§ **Source data**
%%

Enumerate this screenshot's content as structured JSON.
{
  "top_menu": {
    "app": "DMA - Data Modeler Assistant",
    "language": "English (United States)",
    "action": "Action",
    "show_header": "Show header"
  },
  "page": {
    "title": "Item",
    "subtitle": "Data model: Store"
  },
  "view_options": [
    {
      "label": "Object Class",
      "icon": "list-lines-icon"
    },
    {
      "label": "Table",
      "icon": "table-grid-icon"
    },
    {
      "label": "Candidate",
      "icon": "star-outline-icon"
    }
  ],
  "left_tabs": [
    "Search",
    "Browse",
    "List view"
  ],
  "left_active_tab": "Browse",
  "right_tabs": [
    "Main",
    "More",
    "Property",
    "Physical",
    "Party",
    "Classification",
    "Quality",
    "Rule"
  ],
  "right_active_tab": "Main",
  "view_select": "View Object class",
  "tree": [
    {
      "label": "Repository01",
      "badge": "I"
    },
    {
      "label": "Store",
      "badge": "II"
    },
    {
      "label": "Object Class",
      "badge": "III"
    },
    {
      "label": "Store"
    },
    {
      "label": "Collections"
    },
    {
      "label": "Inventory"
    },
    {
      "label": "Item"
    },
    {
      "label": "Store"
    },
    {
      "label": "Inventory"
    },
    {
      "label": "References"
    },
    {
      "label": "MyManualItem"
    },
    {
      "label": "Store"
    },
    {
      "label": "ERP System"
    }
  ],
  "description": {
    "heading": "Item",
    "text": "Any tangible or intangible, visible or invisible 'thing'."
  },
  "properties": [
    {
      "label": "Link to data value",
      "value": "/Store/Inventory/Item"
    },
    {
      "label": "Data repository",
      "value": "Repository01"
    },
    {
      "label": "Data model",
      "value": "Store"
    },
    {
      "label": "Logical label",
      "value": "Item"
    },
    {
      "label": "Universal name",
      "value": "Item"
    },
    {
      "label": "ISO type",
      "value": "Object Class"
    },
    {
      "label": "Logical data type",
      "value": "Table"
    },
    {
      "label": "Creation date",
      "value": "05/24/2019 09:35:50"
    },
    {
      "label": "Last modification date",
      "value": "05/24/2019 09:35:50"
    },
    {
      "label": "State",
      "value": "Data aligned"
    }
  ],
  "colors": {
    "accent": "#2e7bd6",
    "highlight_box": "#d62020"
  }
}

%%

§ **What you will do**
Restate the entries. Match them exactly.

§ **Exercise result**
Enumerate this screenshot's content as structured JSON.
{
  "top_menu": {
    "app": "DMA - Data Modeler Assistant",
    "language": "English (United States)",
    "action": "Action",
    "show_header": "Show header"
  },
  "page": {
    "title": "Item",
    "subtitle": "Data model: Store"
  },
  "view_options": [
    {
      "label": "Object Class",
      "icon": "list-lines-icon"
    },
    {
      "label": "Table",
      "icon": "table-grid-icon"
    },
    {
      "label": "Candidate",
      "icon": "star-outline-icon"
    }
  ],
  "left_tabs": [
    "Search",
    "Browse",
    "List view"
  ],
  "left_active_tab": "Browse",
  "right_tabs": [
    "Main",
    "More",
    "Property",
    "Physical",
    "Party",
    "Classification",
    "Quality",
    "Rule"
  ],
  "right_active_tab": "Main",
  "view_select": "View Object class",
  "tree": [
    {
      "label": "Repository01",
      "badge": "I"
    },
    {
      "label": "Store",
      "badge": "II"
    },
    {
      "label": "Object Class",
      "badge": "III"
    },
    {
      "label": "Store"
    },
    {
      "label": "Collections"
    },
    {
      "label": "Inventory"
    },
    {
      "label": "Item"
    },
    {
      "label": "Store"
    },
    {
      "label": "Inventory"
    },
    {
      "label": "References"
    },
    {
      "label": "MyManualItem"
    },
    {
      "label": "Store"
    },
    {
      "label": "ERP System"
    }
  ],
  "description": {
    "heading": "Item",
    "text": "Any tangible or intangible, visible or invisible 'thing'."
  },
  "properties": [
    {
      "label": "Link to data value",
      "value": "/Store/Inventory/Item"
    },
    {
      "label": "Data repository",
      "value": "Repository01"
    },
    {
      "label": "Data model",
      "value": "Store"
    },
    {
      "label": "Logical label",
      "value": "Item"
    },
    {
      "label": "Universal name",
      "value": "Item"
    },
    {
      "label": "ISO type",
      "value": "Object Class"
    },
    {
      "label": "Logical data type",
      "value": "Table"
    },
    {
      "label": "Creation date",
      "value": "05/24/2019 09:35:50"
    },
    {
      "label": "Last modification date",
      "value": "05/24/2019 09:35:50"
    },
    {
      "label": "State",
      "value": "Data aligned"
    }
  ],
  "colors": {
    "accent": "#2e7bd6",
    "highlight_box": "#d62020"
  }
}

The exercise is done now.